thermal conductivity compared to other compounds, therefore, when an analyte elutes from
the column, there is a large decrease in thermal conductivity of the effluent. This decrease
is observed whenever any species other than H2 or He elutes from a column, a change in
signal is observed. With an FID, only combustible species are detectable. BUT, the FID
has a built in degree of gain, because the signal is related to the combustibility (# of carbon
atoms) of the sample. So, FID tends to be significantly more sensitive than TCD.
12. Answer the following questions related to the gas chromatogram below. Experimental
conditions: Packed column (4 mm diameter x 2 m long), Carbowax stationary phase,
40 mL/min helium carrier gas flow rate, FID detector, column temperature = 100oC, injector
temperature = 150oC, detector temperature = 150oC. Peak M corresponds to an unretained
compound.
2
tA 42.3 s
A B C

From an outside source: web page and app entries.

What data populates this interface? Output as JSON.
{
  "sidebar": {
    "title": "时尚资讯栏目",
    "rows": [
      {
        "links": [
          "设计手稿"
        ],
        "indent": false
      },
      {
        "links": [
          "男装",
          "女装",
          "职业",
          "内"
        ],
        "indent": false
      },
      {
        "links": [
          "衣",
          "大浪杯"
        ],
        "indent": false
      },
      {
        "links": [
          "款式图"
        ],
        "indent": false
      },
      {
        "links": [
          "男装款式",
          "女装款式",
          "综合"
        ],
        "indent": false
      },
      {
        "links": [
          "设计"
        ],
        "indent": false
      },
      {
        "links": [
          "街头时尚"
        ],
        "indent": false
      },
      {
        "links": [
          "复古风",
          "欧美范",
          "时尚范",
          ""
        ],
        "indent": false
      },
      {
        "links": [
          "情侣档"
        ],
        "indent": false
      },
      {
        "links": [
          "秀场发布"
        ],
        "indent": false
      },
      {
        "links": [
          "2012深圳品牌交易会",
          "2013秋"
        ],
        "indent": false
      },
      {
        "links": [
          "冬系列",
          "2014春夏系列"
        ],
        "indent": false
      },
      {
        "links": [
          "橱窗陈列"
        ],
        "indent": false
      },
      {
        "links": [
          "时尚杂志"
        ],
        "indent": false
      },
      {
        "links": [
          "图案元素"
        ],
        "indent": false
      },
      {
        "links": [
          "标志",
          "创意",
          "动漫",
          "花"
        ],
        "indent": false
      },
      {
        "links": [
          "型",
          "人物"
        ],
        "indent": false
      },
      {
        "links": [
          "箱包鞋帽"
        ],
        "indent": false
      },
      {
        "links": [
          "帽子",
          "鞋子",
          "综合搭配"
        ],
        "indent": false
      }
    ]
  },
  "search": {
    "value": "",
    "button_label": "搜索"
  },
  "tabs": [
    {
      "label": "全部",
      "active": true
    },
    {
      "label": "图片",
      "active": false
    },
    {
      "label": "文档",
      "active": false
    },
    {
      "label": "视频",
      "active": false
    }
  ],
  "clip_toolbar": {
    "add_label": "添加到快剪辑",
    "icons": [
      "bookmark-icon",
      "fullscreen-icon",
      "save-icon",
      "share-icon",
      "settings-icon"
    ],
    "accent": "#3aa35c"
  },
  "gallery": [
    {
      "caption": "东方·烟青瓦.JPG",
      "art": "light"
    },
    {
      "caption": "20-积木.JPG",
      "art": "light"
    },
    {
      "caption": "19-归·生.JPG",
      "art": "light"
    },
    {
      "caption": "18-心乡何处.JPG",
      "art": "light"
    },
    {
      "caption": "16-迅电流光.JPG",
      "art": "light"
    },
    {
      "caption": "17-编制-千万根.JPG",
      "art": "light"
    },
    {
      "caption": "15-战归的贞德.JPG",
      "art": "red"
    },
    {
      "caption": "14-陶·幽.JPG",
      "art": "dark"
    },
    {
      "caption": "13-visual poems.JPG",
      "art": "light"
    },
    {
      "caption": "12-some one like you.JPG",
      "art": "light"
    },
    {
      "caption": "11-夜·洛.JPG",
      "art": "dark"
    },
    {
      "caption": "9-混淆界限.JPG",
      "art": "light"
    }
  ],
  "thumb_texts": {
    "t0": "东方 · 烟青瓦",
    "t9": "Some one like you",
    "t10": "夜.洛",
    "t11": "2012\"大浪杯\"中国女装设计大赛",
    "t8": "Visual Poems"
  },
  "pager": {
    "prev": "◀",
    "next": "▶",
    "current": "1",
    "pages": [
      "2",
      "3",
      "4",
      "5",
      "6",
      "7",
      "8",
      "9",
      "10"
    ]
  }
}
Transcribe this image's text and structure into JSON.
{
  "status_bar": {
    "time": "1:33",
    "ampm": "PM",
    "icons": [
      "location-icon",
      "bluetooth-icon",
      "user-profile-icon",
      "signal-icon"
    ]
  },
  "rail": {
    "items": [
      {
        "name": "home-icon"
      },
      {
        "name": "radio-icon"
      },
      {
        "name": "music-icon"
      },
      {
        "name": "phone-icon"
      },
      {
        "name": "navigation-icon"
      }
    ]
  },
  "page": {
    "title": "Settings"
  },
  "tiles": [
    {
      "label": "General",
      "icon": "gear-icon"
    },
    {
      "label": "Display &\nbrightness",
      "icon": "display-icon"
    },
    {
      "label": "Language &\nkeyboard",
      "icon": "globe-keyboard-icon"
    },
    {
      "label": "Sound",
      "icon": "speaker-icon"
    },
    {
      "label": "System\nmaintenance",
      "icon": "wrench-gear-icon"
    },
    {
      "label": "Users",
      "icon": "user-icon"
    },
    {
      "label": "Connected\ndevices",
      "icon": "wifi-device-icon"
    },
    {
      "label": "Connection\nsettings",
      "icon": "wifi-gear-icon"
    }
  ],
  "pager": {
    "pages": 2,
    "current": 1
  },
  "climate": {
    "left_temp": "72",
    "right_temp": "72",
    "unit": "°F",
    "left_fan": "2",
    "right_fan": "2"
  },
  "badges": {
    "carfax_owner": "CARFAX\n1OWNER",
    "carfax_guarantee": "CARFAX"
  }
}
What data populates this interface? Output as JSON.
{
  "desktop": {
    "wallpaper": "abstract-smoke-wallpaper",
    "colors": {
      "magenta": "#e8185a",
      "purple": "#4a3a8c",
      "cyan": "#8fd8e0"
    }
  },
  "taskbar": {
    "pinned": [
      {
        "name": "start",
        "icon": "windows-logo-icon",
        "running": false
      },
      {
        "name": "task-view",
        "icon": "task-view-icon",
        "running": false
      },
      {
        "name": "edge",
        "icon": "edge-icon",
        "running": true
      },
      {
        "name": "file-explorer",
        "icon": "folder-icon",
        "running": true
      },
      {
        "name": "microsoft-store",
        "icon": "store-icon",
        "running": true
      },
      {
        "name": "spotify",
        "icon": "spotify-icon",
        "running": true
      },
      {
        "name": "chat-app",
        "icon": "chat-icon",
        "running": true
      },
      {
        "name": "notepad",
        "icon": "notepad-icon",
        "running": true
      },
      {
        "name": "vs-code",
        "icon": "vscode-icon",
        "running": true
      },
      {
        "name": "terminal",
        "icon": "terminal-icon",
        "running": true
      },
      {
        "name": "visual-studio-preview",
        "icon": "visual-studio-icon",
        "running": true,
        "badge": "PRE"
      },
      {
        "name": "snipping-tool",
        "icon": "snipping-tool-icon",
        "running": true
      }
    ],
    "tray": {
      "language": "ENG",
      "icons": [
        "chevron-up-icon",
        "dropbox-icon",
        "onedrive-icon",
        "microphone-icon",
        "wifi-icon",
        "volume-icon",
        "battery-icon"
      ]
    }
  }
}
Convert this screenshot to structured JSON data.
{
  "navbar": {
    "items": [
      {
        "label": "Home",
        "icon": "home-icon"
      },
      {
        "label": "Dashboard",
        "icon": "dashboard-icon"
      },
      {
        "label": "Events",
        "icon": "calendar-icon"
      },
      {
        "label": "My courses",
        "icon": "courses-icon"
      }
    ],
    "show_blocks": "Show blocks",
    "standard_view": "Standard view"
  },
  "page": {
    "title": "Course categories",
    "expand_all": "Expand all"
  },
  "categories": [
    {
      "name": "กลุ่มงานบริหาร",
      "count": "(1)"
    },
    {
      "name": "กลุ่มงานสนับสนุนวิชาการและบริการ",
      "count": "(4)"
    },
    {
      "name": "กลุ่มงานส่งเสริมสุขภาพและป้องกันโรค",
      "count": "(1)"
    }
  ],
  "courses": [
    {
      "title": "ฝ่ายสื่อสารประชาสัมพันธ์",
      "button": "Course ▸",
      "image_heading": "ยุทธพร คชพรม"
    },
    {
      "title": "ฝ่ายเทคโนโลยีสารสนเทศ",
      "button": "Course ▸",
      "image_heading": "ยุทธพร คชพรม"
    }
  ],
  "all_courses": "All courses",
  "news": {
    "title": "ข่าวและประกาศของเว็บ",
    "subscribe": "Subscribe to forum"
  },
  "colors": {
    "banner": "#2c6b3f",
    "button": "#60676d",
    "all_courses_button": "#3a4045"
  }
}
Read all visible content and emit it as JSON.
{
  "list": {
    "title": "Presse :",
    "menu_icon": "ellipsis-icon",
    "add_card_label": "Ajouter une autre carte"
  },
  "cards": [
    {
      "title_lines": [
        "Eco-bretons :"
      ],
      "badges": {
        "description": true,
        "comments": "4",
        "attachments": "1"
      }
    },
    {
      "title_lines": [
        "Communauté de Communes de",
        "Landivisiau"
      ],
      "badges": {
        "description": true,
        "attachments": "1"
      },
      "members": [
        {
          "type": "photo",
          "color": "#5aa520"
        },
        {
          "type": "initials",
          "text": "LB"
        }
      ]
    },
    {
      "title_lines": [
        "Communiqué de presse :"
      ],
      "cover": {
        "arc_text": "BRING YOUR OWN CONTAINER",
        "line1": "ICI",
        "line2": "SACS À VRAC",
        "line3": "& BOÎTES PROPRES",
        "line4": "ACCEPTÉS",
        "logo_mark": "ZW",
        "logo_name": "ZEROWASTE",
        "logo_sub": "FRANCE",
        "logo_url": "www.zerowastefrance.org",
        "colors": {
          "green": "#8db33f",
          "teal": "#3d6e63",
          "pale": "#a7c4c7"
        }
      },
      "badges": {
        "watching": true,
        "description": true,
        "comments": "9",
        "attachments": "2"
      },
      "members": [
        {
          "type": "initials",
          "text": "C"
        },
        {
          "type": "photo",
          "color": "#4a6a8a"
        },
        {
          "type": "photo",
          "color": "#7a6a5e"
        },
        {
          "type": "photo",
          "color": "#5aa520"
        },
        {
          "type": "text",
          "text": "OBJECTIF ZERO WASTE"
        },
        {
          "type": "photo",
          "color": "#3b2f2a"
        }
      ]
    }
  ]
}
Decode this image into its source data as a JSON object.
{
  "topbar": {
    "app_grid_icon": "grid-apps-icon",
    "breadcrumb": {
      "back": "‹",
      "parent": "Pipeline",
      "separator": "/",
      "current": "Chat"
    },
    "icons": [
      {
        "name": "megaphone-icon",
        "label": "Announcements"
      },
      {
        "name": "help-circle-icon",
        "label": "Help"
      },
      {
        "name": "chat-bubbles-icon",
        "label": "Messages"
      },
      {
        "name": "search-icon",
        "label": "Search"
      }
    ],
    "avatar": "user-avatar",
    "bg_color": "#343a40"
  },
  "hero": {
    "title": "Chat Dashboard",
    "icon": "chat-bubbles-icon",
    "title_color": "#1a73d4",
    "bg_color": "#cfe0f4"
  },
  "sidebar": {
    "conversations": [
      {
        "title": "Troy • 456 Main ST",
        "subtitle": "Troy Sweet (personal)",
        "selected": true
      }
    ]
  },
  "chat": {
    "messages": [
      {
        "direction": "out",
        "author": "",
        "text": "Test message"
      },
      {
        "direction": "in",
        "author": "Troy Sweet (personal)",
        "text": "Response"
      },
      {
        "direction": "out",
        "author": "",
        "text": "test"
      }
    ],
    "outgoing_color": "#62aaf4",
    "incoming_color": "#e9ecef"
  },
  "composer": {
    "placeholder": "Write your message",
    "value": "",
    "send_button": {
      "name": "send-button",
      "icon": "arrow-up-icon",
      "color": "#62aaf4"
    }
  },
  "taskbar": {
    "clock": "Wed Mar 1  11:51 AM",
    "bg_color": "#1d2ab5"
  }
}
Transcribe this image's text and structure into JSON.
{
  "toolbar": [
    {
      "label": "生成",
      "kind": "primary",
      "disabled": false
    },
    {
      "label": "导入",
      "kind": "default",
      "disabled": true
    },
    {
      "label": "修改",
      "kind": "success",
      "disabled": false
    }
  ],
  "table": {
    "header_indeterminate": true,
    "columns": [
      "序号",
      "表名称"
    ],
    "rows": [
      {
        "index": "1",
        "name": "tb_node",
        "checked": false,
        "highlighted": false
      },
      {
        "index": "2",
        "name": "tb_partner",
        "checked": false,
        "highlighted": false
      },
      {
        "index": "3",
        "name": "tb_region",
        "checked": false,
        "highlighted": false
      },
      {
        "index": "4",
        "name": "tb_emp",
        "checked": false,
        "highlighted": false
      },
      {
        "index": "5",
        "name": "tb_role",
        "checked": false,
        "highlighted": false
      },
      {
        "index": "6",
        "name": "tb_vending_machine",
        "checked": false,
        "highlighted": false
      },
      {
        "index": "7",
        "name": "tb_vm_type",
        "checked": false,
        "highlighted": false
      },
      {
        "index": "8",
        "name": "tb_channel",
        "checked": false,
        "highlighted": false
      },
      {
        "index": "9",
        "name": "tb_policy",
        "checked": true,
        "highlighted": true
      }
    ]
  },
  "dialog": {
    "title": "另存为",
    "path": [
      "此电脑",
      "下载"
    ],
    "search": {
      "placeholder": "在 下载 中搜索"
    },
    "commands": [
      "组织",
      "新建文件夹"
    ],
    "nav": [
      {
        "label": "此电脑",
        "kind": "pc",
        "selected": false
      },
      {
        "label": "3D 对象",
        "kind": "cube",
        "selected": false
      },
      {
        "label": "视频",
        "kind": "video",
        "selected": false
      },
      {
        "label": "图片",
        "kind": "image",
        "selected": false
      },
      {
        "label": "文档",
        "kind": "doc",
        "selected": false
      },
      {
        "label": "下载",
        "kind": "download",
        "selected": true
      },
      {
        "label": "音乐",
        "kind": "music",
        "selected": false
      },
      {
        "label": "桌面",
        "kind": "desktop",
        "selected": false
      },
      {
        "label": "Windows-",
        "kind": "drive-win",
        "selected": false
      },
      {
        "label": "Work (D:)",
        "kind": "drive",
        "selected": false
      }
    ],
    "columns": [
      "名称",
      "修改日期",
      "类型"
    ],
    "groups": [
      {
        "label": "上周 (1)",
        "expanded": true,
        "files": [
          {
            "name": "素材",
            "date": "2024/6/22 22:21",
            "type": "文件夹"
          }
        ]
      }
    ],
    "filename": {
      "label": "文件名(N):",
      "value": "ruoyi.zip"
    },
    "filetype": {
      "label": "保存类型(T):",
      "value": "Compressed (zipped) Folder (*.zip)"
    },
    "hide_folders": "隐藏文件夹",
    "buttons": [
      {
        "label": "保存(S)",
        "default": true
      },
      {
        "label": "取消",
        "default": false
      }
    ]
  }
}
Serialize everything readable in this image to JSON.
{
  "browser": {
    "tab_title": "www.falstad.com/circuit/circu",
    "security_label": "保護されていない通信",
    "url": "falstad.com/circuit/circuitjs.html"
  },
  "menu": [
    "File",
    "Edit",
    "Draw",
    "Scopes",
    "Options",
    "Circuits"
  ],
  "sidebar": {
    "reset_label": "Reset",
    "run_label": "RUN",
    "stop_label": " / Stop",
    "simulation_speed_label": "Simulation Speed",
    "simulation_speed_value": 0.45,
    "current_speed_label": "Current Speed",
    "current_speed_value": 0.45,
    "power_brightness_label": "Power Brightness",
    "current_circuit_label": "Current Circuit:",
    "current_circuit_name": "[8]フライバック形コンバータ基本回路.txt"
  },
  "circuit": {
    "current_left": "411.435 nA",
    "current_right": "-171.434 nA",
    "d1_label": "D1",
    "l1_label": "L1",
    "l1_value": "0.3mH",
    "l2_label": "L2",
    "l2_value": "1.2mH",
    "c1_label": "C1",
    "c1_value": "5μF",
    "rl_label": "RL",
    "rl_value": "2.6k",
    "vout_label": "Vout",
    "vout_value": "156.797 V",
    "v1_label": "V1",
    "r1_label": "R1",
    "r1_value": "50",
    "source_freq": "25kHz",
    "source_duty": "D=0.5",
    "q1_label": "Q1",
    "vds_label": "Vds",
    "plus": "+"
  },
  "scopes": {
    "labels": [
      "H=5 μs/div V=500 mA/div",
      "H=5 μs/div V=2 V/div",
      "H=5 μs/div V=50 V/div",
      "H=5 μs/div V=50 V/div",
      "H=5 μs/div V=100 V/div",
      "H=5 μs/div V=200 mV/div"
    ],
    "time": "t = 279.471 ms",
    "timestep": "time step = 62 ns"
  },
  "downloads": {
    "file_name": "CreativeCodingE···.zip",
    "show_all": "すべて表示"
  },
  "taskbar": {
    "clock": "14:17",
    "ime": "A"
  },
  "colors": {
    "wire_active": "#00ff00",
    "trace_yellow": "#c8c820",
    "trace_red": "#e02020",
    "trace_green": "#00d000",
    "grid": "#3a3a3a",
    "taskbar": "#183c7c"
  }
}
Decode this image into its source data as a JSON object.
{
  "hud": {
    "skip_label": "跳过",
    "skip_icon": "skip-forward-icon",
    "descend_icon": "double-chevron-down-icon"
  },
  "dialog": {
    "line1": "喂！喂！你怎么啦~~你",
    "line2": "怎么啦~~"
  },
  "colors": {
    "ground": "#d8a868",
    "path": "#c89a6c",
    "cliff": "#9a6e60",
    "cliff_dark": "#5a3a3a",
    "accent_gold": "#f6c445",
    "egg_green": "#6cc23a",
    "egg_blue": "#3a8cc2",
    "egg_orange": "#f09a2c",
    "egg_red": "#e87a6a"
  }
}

tB 50.2 s
Detector Signal

WB 3.7 s

tM 7.7 s WA 3.5 s

0 10 20 30 40 50 60 70 80 90
Time (seconds)

Depending on how you determined your peak width ans retention times, your numbers will
probably vary a little from mine. As long as your approach to doing the calculations was sound,
and your values are correct for the w and tr you determined, things were fine.
a. Calculate the selectivity factor and resolution for peaks A and B.(4 points)
Before we can calculate , we calculate k' for each peak:
kA' = (tR)A - tM = (42.3-7.7) s = 4.49
tM 7.7 s
kB' = (tR)B - tM = (50.2-7.7) s = 5.52
tM 7.7 s

= kB' = 5.52 = 1.23


kA' 4.49

Rs = 2Z = 2(50.2-42.3) = 2.20
WA + WB 3.5 + 3.7

b. Calculate the number of theoretical plates for peak B. (3 points)


N = 16(tR)B2 = 16 x = 2950 Plates
2
50.2
WB2 3.72

c. Based on the size of the peaks, what can you say about the relative concentrations
of components A and B? (4 points)
Even though the sizes of the peaks are similar, we cannot say anything quantitative
about the relative concentrations unless we know something about the relative
sensitivities of the detector to each component. Therefore we would need a
calibration curve for each peak to say with confidence anything about concentration.

d. It appears that peak C is the result of co-elution of two compounds. How would you
change experimental conditions to resolve these two peaks? What effect are these
changes likely to have on the separation of components A and B? (4 points)
Your discussion should describe how you would take advantage of temperature
programming to improve the separation. One approach would be to ramp the
temperature after the two well-resolved peaks elute. In your discussion you should
mention that increasing the temperature before peaks A and B elute would result in a
decrease in resolution. Lowering the column temperature too much will likely result
in band broadening and may decrease the quality of the separation.
Possibly Useful Information

A = log(P0/P) = bc = 3.14159

VS t R t M KB kB'
k 'A K A
VM tM K A k'
A

2
2 W
N = L/H H L
L 4tR
2 2
4t 2.35t R
Cu A Cs Cm u
B B
N R H A
W W1 / 2 u u

Z 2 Z N 1 k B
'

Rs Rs
W A / 2 WB / 2 W A WB 4 1 k '
B

N
e eo V
v = (e + eo)E = (e + eo)V/L
2D